Clean up with some lacquer thinner, and let everything chill for the night. I’ll spray a decent 2k epoxy on the floor (no more galvanized metal there…)

After that, I’m undecided on the final look other than a big rubber floor mat for catching dirt. Maybe some grip strips on the tread…


Plywood panels on steel frame

Sticking some plywood where it needs to go. To be covered by birch ply, plastic, aluminum, or other.

Metal framing makes all of this so easy. Self drilling lath screws are perfect. The gap between is filled with wires, plumbing, nothing, or sound deadening material.

Panels and ply experiments

Goofing around with the panel stuff. I’m finding steel framing affords a lot of flexibility for interesting ways to connect stuff.

Precision cutting plywood sucks. I hate working with wood.

Got the last interior surfaces on the bed area. This was a pain in the butt too, because of tight clearances and the need to ensure that everything is laid down flat. This will become a set of shelves for the kids stuff, I have place 9″ deep x 74″ wide by about 30″ tall for each of the 4 bunks. Some sort of shelf with bungie netting to hold things in probably.

Last bit of ceiling and more framework.

Getting that last bit of something done always seems to take the longest. I am pretty sure I just finished all the major structure for the interior – the steel tubing and such. To celebrate I re-hung the interior overhead panel in front too.

I am undecided on cutting a big hole in the middle of that front panel for storage, leaving it alone, or something else.

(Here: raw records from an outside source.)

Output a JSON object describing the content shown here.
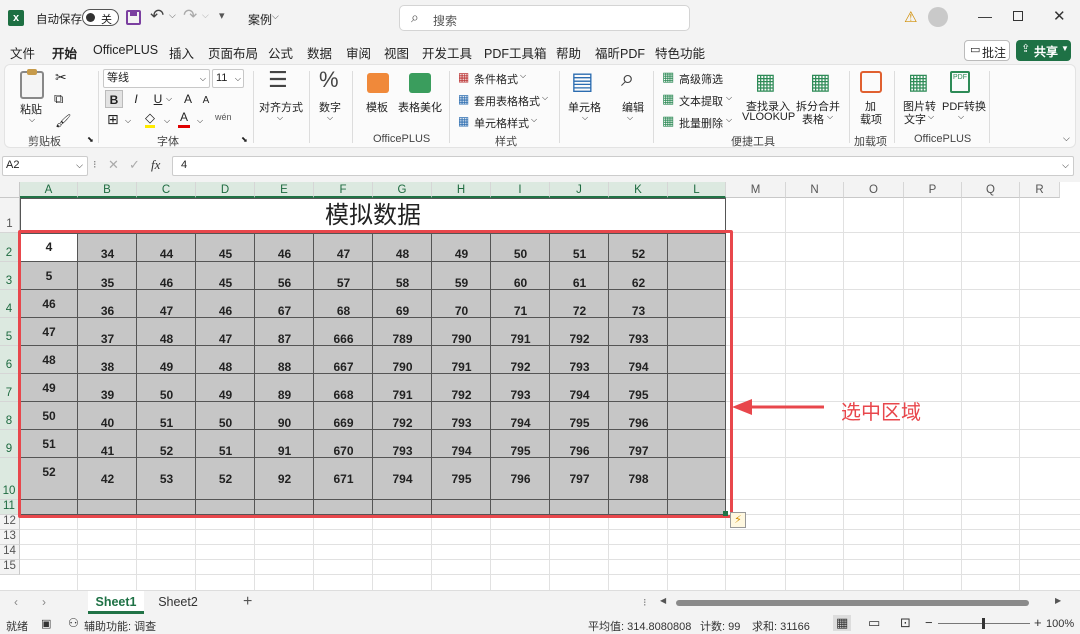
{
  "titlebar": {
    "autosave_label": "自动保存",
    "autosave_state": "关",
    "document_name": "案例",
    "search_placeholder": "搜索"
  },
  "menu": {
    "tabs": [
      "文件",
      "开始",
      "OfficePLUS",
      "插入",
      "页面布局",
      "公式",
      "数据",
      "审阅",
      "视图",
      "开发工具",
      "PDF工具箱",
      "帮助",
      "福昕PDF",
      "特色功能"
    ],
    "active": "开始",
    "comment_button": "批注",
    "share_button": "共享"
  },
  "ribbon": {
    "paste": "粘贴",
    "clipboard_group": "剪贴板",
    "font_name": "等线",
    "font_size": "11",
    "font_group": "字体",
    "bold": "B",
    "italic": "I",
    "underline": "U",
    "grow_font": "A",
    "shrink_font": "A",
    "font_color_letter": "A",
    "align": "对齐方式",
    "number": "数字",
    "template": "模板",
    "table_beautify": "表格美化",
    "officeplus_group": "OfficePLUS",
    "conditional_format": "条件格式",
    "table_format": "套用表格格式",
    "cell_style": "单元格样式",
    "style_group": "样式",
    "cells": "单元格",
    "edit": "编辑",
    "advanced_filter": "高级筛选",
    "text_extract": "文本提取",
    "batch_delete": "批量删除",
    "find_entry": "查找录入",
    "vlookup": "VLOOKUP",
    "split_merge": "拆分合并",
    "split_merge2": "表格",
    "tools_group": "便捷工具",
    "addin": "加",
    "addin2": "载项",
    "addin_group": "加载项",
    "img_to_text": "图片转",
    "img_to_text2": "文字",
    "pdf_convert": "PDF转换",
    "officeplus_group2": "OfficePLUS"
  },
  "formula": {
    "name_box": "A2",
    "fx": "fx",
    "value": "4"
  },
  "sheet": {
    "columns": [
      "A",
      "B",
      "C",
      "D",
      "E",
      "F",
      "G",
      "H",
      "I",
      "J",
      "K",
      "L",
      "M",
      "N",
      "O",
      "P",
      "Q",
      "R"
    ],
    "rows": [
      "1",
      "2",
      "3",
      "4",
      "5",
      "6",
      "7",
      "8",
      "9",
      "10",
      "11",
      "12",
      "13",
      "14",
      "15"
    ],
    "title": "模拟数据",
    "col_a": [
      "4",
      "5",
      "46",
      "47",
      "48",
      "49",
      "50",
      "51",
      "52"
    ],
    "data": [
      [
        "34",
        "44",
        "45",
        "46",
        "47",
        "48",
        "49",
        "50",
        "51",
        "52"
      ],
      [
        "35",
        "46",
        "45",
        "56",
        "57",
        "58",
        "59",
        "60",
        "61",
        "62"
      ],
      [
        "36",
        "47",
        "46",
        "67",
        "68",
        "69",
        "70",
        "71",
        "72",
        "73"
      ],
      [
        "37",
        "48",
        "47",
        "87",
        "666",
        "789",
        "790",
        "791",
        "792",
        "793"
      ],
      [
        "38",
        "49",
        "48",
        "88",
        "667",
        "790",
        "791",
        "792",
        "793",
        "794"
      ],
      [
        "39",
        "50",
        "49",
        "89",
        "668",
        "791",
        "792",
        "793",
        "794",
        "795"
      ],
      [
        "40",
        "51",
        "50",
        "90",
        "669",
        "792",
        "793",
        "794",
        "795",
        "796"
      ],
      [
        "41",
        "52",
        "51",
        "91",
        "670",
        "793",
        "794",
        "795",
        "796",
        "797"
      ],
      [
        "42",
        "53",
        "52",
        "92",
        "671",
        "794",
        "795",
        "796",
        "797",
        "798"
      ]
    ],
    "annotation": "选中区域",
    "colors": {
      "selection_fill": "#c6c6c6",
      "annotation_red": "#e8474c",
      "accent": "#217346"
    }
  },
  "tabs": {
    "sheets": [
      "Sheet1",
      "Sheet2"
    ],
    "active": "Sheet1"
  },
  "status": {
    "ready": "就绪",
    "accessibility": "辅助功能: 调查",
    "average": "平均值: 314.8080808",
    "count": "计数: 99",
    "sum": "求和: 31166",
    "zoom": "100%"
  }
}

Like everything else, it needs a trim panel because the ceiling is higher than before.

This bus is a series of tubes.

Nice to beige you again, beige.